• Material for the task:
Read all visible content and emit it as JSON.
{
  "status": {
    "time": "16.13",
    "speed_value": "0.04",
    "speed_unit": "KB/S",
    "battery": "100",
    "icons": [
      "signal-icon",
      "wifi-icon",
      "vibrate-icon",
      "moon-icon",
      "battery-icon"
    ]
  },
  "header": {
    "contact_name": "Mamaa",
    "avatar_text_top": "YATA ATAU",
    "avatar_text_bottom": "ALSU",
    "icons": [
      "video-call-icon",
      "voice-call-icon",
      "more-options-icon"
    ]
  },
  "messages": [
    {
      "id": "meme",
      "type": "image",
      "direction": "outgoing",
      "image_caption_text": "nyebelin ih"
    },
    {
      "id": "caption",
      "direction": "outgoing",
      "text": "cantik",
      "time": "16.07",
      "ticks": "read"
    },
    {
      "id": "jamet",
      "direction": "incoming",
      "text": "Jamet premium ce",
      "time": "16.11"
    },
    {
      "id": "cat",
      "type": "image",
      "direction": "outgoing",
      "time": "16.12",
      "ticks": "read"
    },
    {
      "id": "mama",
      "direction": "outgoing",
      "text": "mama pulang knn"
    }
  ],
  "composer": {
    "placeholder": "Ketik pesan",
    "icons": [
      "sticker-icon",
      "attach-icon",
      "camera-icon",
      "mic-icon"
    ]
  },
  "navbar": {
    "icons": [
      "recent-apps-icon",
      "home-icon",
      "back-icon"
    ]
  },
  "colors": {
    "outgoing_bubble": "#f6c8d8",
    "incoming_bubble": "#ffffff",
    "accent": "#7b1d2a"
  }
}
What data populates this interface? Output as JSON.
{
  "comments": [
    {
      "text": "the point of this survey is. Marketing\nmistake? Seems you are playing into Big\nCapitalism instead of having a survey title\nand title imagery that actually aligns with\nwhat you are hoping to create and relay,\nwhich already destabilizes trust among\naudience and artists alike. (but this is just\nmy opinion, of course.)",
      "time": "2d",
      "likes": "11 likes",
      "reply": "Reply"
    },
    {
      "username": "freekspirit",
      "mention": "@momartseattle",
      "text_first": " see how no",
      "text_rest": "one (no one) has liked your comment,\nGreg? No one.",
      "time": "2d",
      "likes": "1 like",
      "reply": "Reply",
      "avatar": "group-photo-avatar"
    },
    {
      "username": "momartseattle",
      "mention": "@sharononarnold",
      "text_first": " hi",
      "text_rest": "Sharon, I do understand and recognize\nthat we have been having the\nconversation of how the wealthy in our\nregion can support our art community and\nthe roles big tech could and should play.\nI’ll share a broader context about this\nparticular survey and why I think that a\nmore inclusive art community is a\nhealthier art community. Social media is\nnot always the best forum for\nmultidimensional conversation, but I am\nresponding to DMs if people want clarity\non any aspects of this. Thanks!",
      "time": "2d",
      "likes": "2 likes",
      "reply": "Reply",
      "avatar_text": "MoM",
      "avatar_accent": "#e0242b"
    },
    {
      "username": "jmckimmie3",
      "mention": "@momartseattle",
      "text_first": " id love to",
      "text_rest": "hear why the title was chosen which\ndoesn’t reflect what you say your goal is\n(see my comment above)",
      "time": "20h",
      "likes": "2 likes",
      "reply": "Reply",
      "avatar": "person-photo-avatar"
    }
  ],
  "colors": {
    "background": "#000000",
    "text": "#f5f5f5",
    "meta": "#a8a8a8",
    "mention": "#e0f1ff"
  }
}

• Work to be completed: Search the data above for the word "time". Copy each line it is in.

• Answer for the task:
    "time": "16.13",
      "time": "16.07",
      "time": "16.11"
      "time": "16.12",
      "time": "2d",
      "time": "2d",
      "time": "2d",
      "time": "20h",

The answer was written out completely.